I love competition, so it’s going to be fun. (Tony Gutierrez/AP)

Crawford viewed Beal’s selection as the third overall pick as a necessity for the team – and not a threat to his job as the starting shooting guard.

“We had to get him. I think he was the best available. He’s the best player, got an NBA body and we needed a guard,” Crawford said. “We needed him. He’s going to be a great addition to the team.”

Crawford had a chance to meet Beal during summer league mini-camp and feels that the presence of a steady, 6-foot-4 rookie with playmaking skills and decent shooting stroke should help him perform better next season. He is always game for some good-natured competition.

“I was definitely inspired, because you definitely want to show players why you’re here, too,” Crawford said, when asked about his reaction to the Wizards taking the 19-year-old out of Florida. “So I mean, it’s going to be fun. I’m very excited.”

Beal was named to the all-Summer League team in Las Vegas after averaging 17.6 points and leading the Wizards to a 3-2 record. Crawford added that Beal should also improve quickly simply by sharing the floor with him in practice.

“Play with me, you’ve got to get better,” Crawford said with a smile, “because I’m going to go at you.”

Crawford didn’t handle the situation well last season when the team brought back Nick Young after he finished his rookie season as the starter. But after fighting to take back the starting job before Young eventually was traded to the Clippers – and finishing his sophomore campaign as the team’s leading scorer – Crawford is more confident in his abilities.

After shooting just 40 percent from the floor last season, Crawford knows that he will have to improve his shot selection. This offseason, Crawford has been training at Loyola Marymount and the old Sports Complex in Los Angeles, working on mostly his ball-handling and spot-up jumper. He participated in workouts with the Wizards summer league squad in Washington to get more familiar with Beal, and he had a spirited session with Trevor Ariza, Cartier Martin and Roger Mason Jr. in Las Vegas.

Crawford has never been one to hold back from bold proclamations. With the Wizards struggling through another woeful season, Crawford said he wanted them to win their final 10 games – and they went 8-2. The day after the season concluded, Crawford said he expected the Wizards to be a playoff team. That was before the Wizards retained Randy Wittman – a move he fully supported – traded for Emeka Okafor and Ariza, and drafted Beal.

“I like everything we’re doing. Brought in a lot of quality players. I feel they are going to help us,” Crawford said. “I’m excited about having a good team. We in a great division. The biggest thing was how good we got, but how better our division got, too. That surprised me. We went and got a good team and everybody else got even better.”

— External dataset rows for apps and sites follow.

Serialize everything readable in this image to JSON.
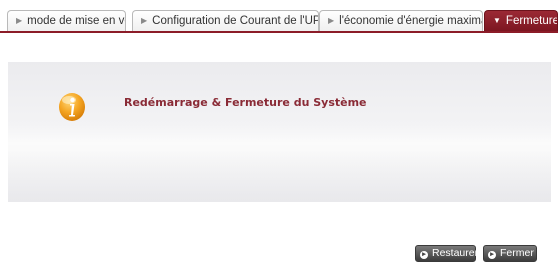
{
  "tabs": [
    {
      "label": "mode de mise en veille",
      "active": false
    },
    {
      "label": "Configuration de Courant de l'UPS",
      "active": false
    },
    {
      "label": "l'économie d'énergie maximale",
      "active": false
    },
    {
      "label": "Fermeture",
      "active": true
    }
  ],
  "panel": {
    "title": "Redémarrage & Fermeture du Système",
    "icon": "info-icon"
  },
  "buttons": {
    "restore_label": "Restaurer",
    "close_label": "Fermer"
  },
  "colors": {
    "accent": "#8c1c28",
    "title_text": "#8a2b36",
    "icon_orange": "#f5a623"
  }
}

He still believes that the Wizards have the personnel to claim one of the top eight spots in the Eastern Conference. “Last year, I just wanted that,” Crawford said of his postseason aspirations. “This year, you can kind of see the pieces coming together. It’s more of a team”

Crawford admitted that his primary source of motivation hasn’t been Beal, but his former Atlanta Hawks teammate, Joe Johnson. Johnson was dealt to the Brooklyn Nets earlier this month in a deal that pairs him with fellow all-star guard Deron Williams. Every backcourt in the league, including Kobe Bryant and Steve Nash, will take a back seat to the Brooklyn twosome, Crawford said.

“Vicious. The only word to describe it,” Crawford, who was originally drafted by the Nets in 2010, said of Johnson and Williams. “I ain’t going to lie. I can’t wait for that game. To play against Deron and Joe, in the same backcourt, that’s live. Deron is like a 6-2 Joe Johnson. . . . I’ve been getting ready for it. Everything I do, it’s them two.”

Wizards owner Ted Leonsis recently fantasized about John Wall, Beal and Crawford possibly becoming the next Isiah Thomas, Joe Dumars and Vinnie “The Microwave” Johnson, who won back-to-back titles with the Detroit Pistons in 1989-90. What does Crawford expect from the Wizards’ backcourt with him and Wall, as both enter their third seasons?

“It’s going to be serious. Then you add B. Beal. We’re going to be in people’s face all game long,” Crawford said. “I feel we’ll be very fast. A lot of unselfish [players]. [Beal] can pass very well. All three of us can play well together – and fast. Aggressive.

“I think we’re going to give people some scares this year,” he said.